Records from a data source:
<<<<
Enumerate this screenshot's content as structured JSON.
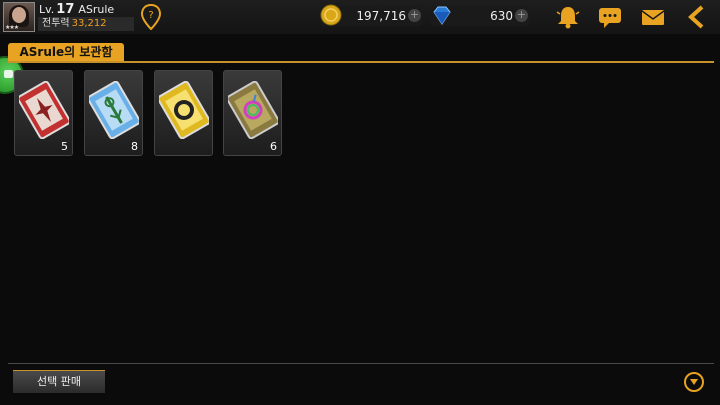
{
  "player": {
    "level_prefix": "Lv.",
    "level": "17",
    "name": "ASrule",
    "power_label": "전투력",
    "power_value": "33,212",
    "rank_stars": "★★★"
  },
  "currency": {
    "gold": "197,716",
    "gems": "630",
    "plus_symbol": "+"
  },
  "panel": {
    "title": "ASrule의 보관함"
  },
  "items": [
    {
      "name": "red-ticket",
      "count": "5",
      "color": "#b02a2a"
    },
    {
      "name": "blue-ticket",
      "count": "8",
      "color": "#5aa0d8"
    },
    {
      "name": "gold-ticket",
      "count": "",
      "color": "#d8b020"
    },
    {
      "name": "rainbow-ticket",
      "count": "6",
      "color": "#8a7a3a"
    }
  ],
  "bottom": {
    "sell_label": "선택 판매"
  },
  "colors": {
    "accent": "#e7a321",
    "background": "#0b0b0b"
  }
}
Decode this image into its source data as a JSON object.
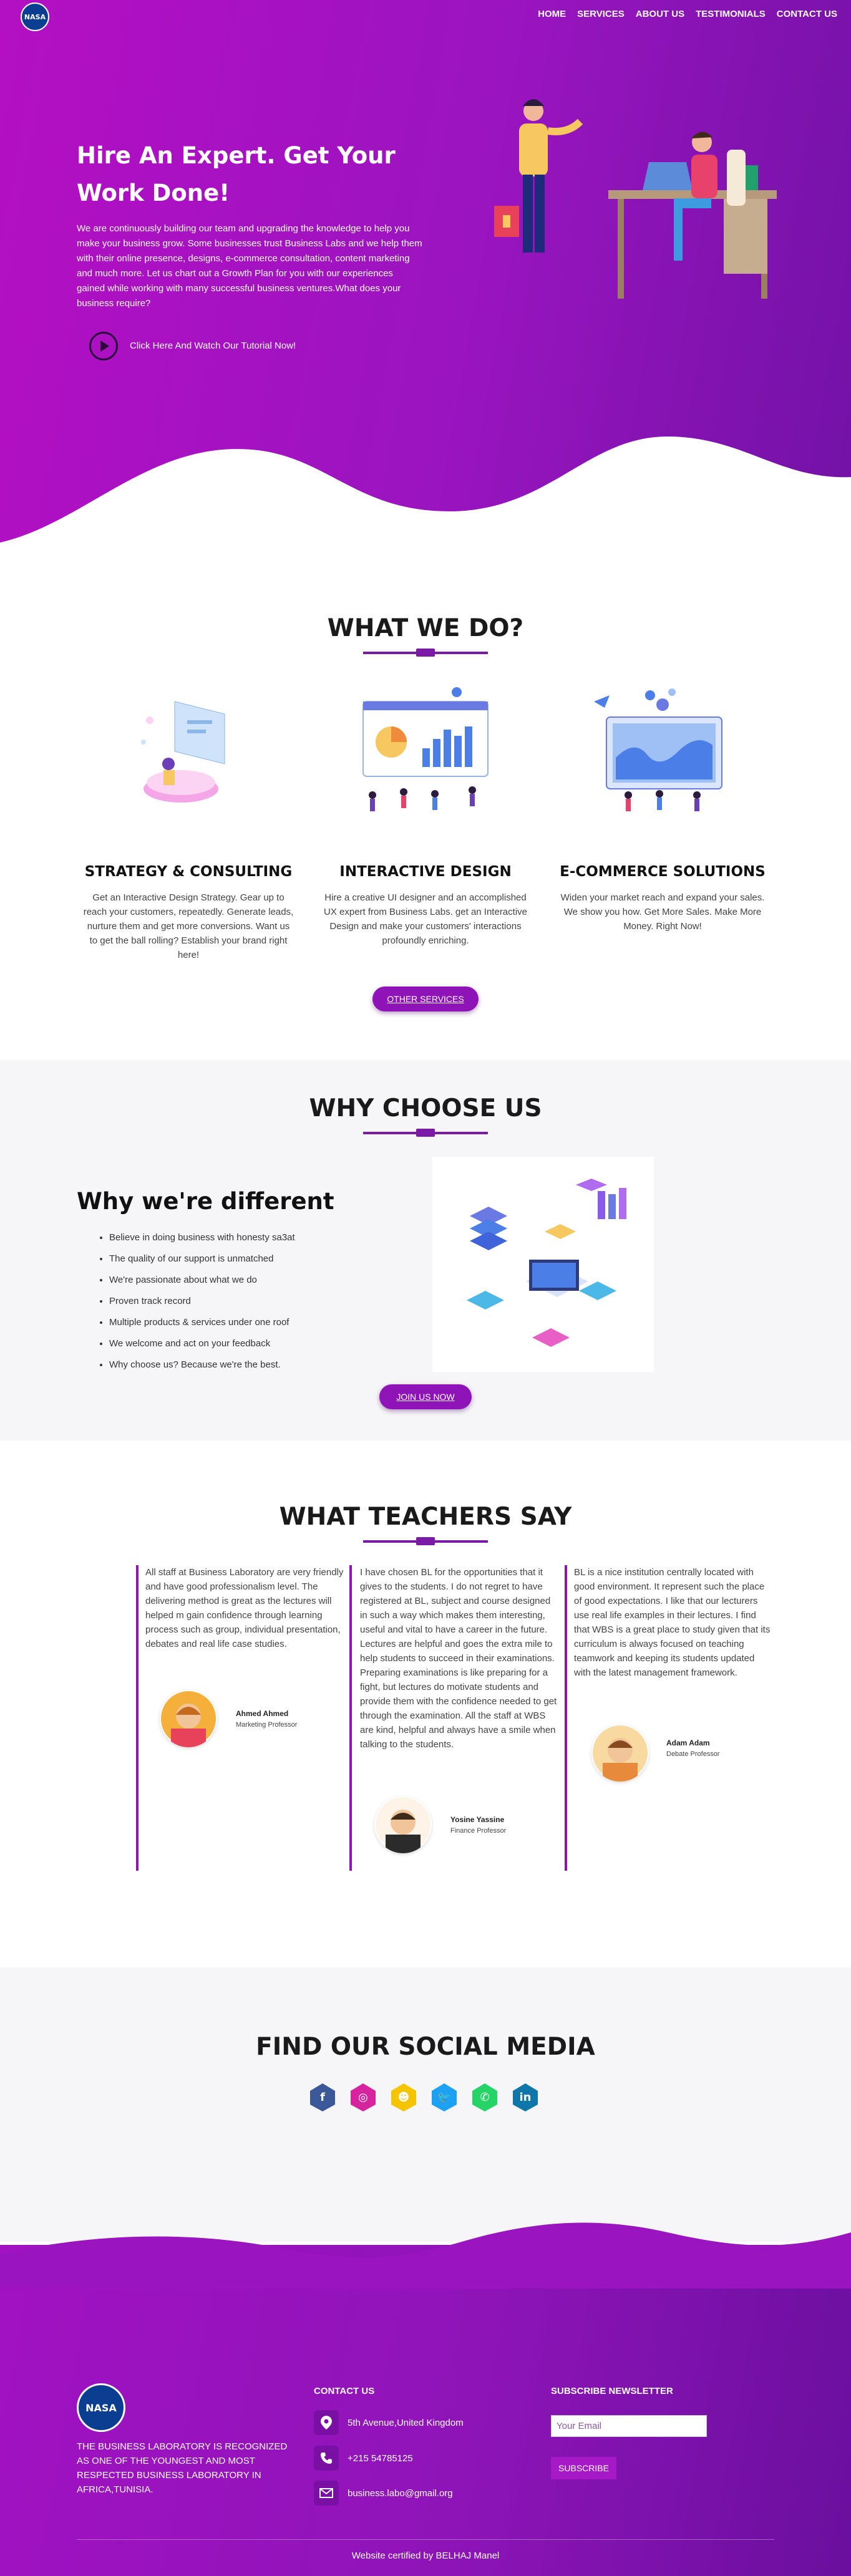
{
  "brand": {
    "logo_text": "NASA"
  },
  "nav": {
    "items": [
      "HOME",
      "SERVICES",
      "ABOUT US",
      "TESTIMONIALS",
      "CONTACT US"
    ]
  },
  "hero": {
    "title": "Hire An Expert. Get Your Work Done!",
    "text": "We are continuously building our team and upgrading the knowledge to help you make your business grow. Some businesses trust Business Labs and we help them with their online presence, designs, e-commerce consultation, content marketing and much more. Let us chart out a Growth Plan for you with our experiences gained while working with many successful business ventures.What does your business require?",
    "cta": "Click Here And Watch Our Tutorial Now!"
  },
  "what_we_do": {
    "title": "WHAT WE DO?",
    "services": [
      {
        "title": "STRATEGY & CONSULTING",
        "desc": "Get an Interactive Design Strategy. Gear up to reach your customers, repeatedly. Generate leads, nurture them and get more conversions. Want us to get the ball rolling? Establish your brand right here!"
      },
      {
        "title": "INTERACTIVE DESIGN",
        "desc": "Hire a creative UI designer and an accomplished UX expert from Business Labs. get an Interactive Design and make your customers' interactions profoundly enriching."
      },
      {
        "title": "E-COMMERCE SOLUTIONS",
        "desc": "Widen your market reach and expand your sales. We show you how. Get More Sales. Make More Money. Right Now!"
      }
    ],
    "button": "OTHER SERVICES"
  },
  "why_choose": {
    "title": "WHY CHOOSE US",
    "heading": "Why we're different",
    "items": [
      "Believe in doing business with honesty sa3at",
      "The quality of our support is unmatched",
      "We're passionate about what we do",
      "Proven track record",
      "Multiple products & services under one roof",
      "We welcome and act on your feedback",
      "Why choose us? Because we're the best."
    ],
    "button": "JOIN US NOW"
  },
  "teachers": {
    "title": "WHAT TEACHERS SAY",
    "items": [
      {
        "text": "All staff at Business Laboratory are very friendly and have good professionalism level. The delivering method is great as the lectures will helped m gain confidence through learning process such as group, individual presentation, debates and real life case studies.",
        "name": "Ahmed Ahmed",
        "role": "Marketing Professor"
      },
      {
        "text": "I have chosen BL for the opportunities that it gives to the students. I do not regret to have registered at BL, subject and course designed in such a way which makes them interesting, useful and vital to have a career in the future. Lectures are helpful and goes the extra mile to help students to succeed in their examinations. Preparing examinations is like preparing for a fight, but lectures do motivate students and provide them with the confidence needed to get through the examination. All the staff at WBS are kind, helpful and always have a smile when talking to the students.",
        "name": "Yosine Yassine",
        "role": "Finance Professor"
      },
      {
        "text": "BL is a nice institution centrally located with good environment. It represent such the place of good expectations. I like that our lecturers use real life examples in their lectures. I find that WBS is a great place to study given that its curriculum is always focused on teaching teamwork and keeping its students updated with the latest management framework.",
        "name": "Adam Adam",
        "role": "Debate Professor"
      }
    ]
  },
  "social": {
    "title": "FIND OUR SOCIAL MEDIA",
    "icons": [
      {
        "name": "facebook-icon",
        "glyph": "f",
        "color": "#3b5998"
      },
      {
        "name": "instagram-icon",
        "glyph": "◎",
        "color": "#d6249f"
      },
      {
        "name": "snapchat-icon",
        "glyph": "☻",
        "color": "#f5c400"
      },
      {
        "name": "twitter-icon",
        "glyph": "🐦",
        "color": "#1da1f2"
      },
      {
        "name": "whatsapp-icon",
        "glyph": "✆",
        "color": "#25d366"
      },
      {
        "name": "linkedin-icon",
        "glyph": "in",
        "color": "#0e76a8"
      }
    ]
  },
  "footer": {
    "about": "THE BUSINESS LABORATORY IS RECOGNIZED AS ONE OF THE YOUNGEST AND MOST RESPECTED BUSINESS LABORATORY IN AFRICA,TUNISIA.",
    "contact_title": "CONTACT US",
    "address": "5th Avenue,United Kingdom",
    "phone": "+215 54785125",
    "email": "business.labo@gmail.org",
    "newsletter_title": "SUBSCRIBE NEWSLETTER",
    "email_placeholder": "Your Email",
    "subscribe_label": "SUBSCRIBE",
    "certified": "Website certified by BELHAJ Manel"
  },
  "colors": {
    "primary": "#9a14c0",
    "dark": "#6a0f9e",
    "accent": "#8e14b8"
  }
}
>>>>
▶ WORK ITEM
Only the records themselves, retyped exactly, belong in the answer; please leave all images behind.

▶ OUTPUT FOR THIS TASK
Enumerate this screenshot's content as structured JSON.
{
  "player": {
    "level_prefix": "Lv.",
    "level": "17",
    "name": "ASrule",
    "power_label": "전투력",
    "power_value": "33,212",
    "rank_stars": "★★★"
  },
  "currency": {
    "gold": "197,716",
    "gems": "630",
    "plus_symbol": "+"
  },
  "panel": {
    "title": "ASrule의 보관함"
  },
  "items": [
    {
      "name": "red-ticket",
      "count": "5",
      "color": "#b02a2a"
    },
    {
      "name": "blue-ticket",
      "count": "8",
      "color": "#5aa0d8"
    },
    {
      "name": "gold-ticket",
      "count": "",
      "color": "#d8b020"
    },
    {
      "name": "rainbow-ticket",
      "count": "6",
      "color": "#8a7a3a"
    }
  ],
  "bottom": {
    "sell_label": "선택 판매"
  },
  "colors": {
    "accent": "#e7a321",
    "background": "#0b0b0b"
  }
}
Decode this image into its source data as a JSON object.
{
  "brand": {
    "logo_text": "NASA"
  },
  "nav": {
    "items": [
      "HOME",
      "SERVICES",
      "ABOUT US",
      "TESTIMONIALS",
      "CONTACT US"
    ]
  },
  "hero": {
    "title": "Hire An Expert. Get Your Work Done!",
    "text": "We are continuously building our team and upgrading the knowledge to help you make your business grow. Some businesses trust Business Labs and we help them with their online presence, designs, e-commerce consultation, content marketing and much more. Let us chart out a Growth Plan for you with our experiences gained while working with many successful business ventures.What does your business require?",
    "cta": "Click Here And Watch Our Tutorial Now!"
  },
  "what_we_do": {
    "title": "WHAT WE DO?",
    "services": [
      {
        "title": "STRATEGY & CONSULTING",
        "desc": "Get an Interactive Design Strategy. Gear up to reach your customers, repeatedly. Generate leads, nurture them and get more conversions. Want us to get the ball rolling? Establish your brand right here!"
      },
      {
        "title": "INTERACTIVE DESIGN",
        "desc": "Hire a creative UI designer and an accomplished UX expert from Business Labs. get an Interactive Design and make your customers' interactions profoundly enriching."
      },
      {
        "title": "E-COMMERCE SOLUTIONS",
        "desc": "Widen your market reach and expand your sales. We show you how. Get More Sales. Make More Money. Right Now!"
      }
    ],
    "button": "OTHER SERVICES"
  },
  "why_choose": {
    "title": "WHY CHOOSE US",
    "heading": "Why we're different",
    "items": [
      "Believe in doing business with honesty sa3at",
      "The quality of our support is unmatched",
      "We're passionate about what we do",
      "Proven track record",
      "Multiple products & services under one roof",
      "We welcome and act on your feedback",
      "Why choose us? Because we're the best."
    ],
    "button": "JOIN US NOW"
  },
  "teachers": {
    "title": "WHAT TEACHERS SAY",
    "items": [
      {
        "text": "All staff at Business Laboratory are very friendly and have good professionalism level. The delivering method is great as the lectures will helped m gain confidence through learning process such as group, individual presentation, debates and real life case studies.",
        "name": "Ahmed Ahmed",
        "role": "Marketing Professor"
      },
      {
        "text": "I have chosen BL for the opportunities that it gives to the students. I do not regret to have registered at BL, subject and course designed in such a way which makes them interesting, useful and vital to have a career in the future. Lectures are helpful and goes the extra mile to help students to succeed in their examinations. Preparing examinations is like preparing for a fight, but lectures do motivate students and provide them with the confidence needed to get through the examination. All the staff at WBS are kind, helpful and always have a smile when talking to the students.",
        "name": "Yosine Yassine",
        "role": "Finance Professor"
      },
      {
        "text": "BL is a nice institution centrally located with good environment. It represent such the place of good expectations. I like that our lecturers use real life examples in their lectures. I find that WBS is a great place to study given that its curriculum is always focused on teaching teamwork and keeping its students updated with the latest management framework.",
        "name": "Adam Adam",
        "role": "Debate Professor"
      }
    ]
  },
  "social": {
    "title": "FIND OUR SOCIAL MEDIA",
    "icons": [
      {
        "name": "facebook-icon",
        "glyph": "f",
        "color": "#3b5998"
      },
      {
        "name": "instagram-icon",
        "glyph": "◎",
        "color": "#d6249f"
      },
      {
        "name": "snapchat-icon",
        "glyph": "☻",
        "color": "#f5c400"
      },
      {
        "name": "twitter-icon",
        "glyph": "🐦",
        "color": "#1da1f2"
      },
      {
        "name": "whatsapp-icon",
        "glyph": "✆",
        "color": "#25d366"
      },
      {
        "name": "linkedin-icon",
        "glyph": "in",
        "color": "#0e76a8"
      }
    ]
  },
  "footer": {
    "about": "THE BUSINESS LABORATORY IS RECOGNIZED AS ONE OF THE YOUNGEST AND MOST RESPECTED BUSINESS LABORATORY IN AFRICA,TUNISIA.",
    "contact_title": "CONTACT US",
    "address": "5th Avenue,United Kingdom",
    "phone": "+215 54785125",
    "email": "business.labo@gmail.org",
    "newsletter_title": "SUBSCRIBE NEWSLETTER",
    "email_placeholder": "Your Email",
    "subscribe_label": "SUBSCRIBE",
    "certified": "Website certified by BELHAJ Manel"
  },
  "colors": {
    "primary": "#9a14c0",
    "dark": "#6a0f9e",
    "accent": "#8e14b8"
  }
}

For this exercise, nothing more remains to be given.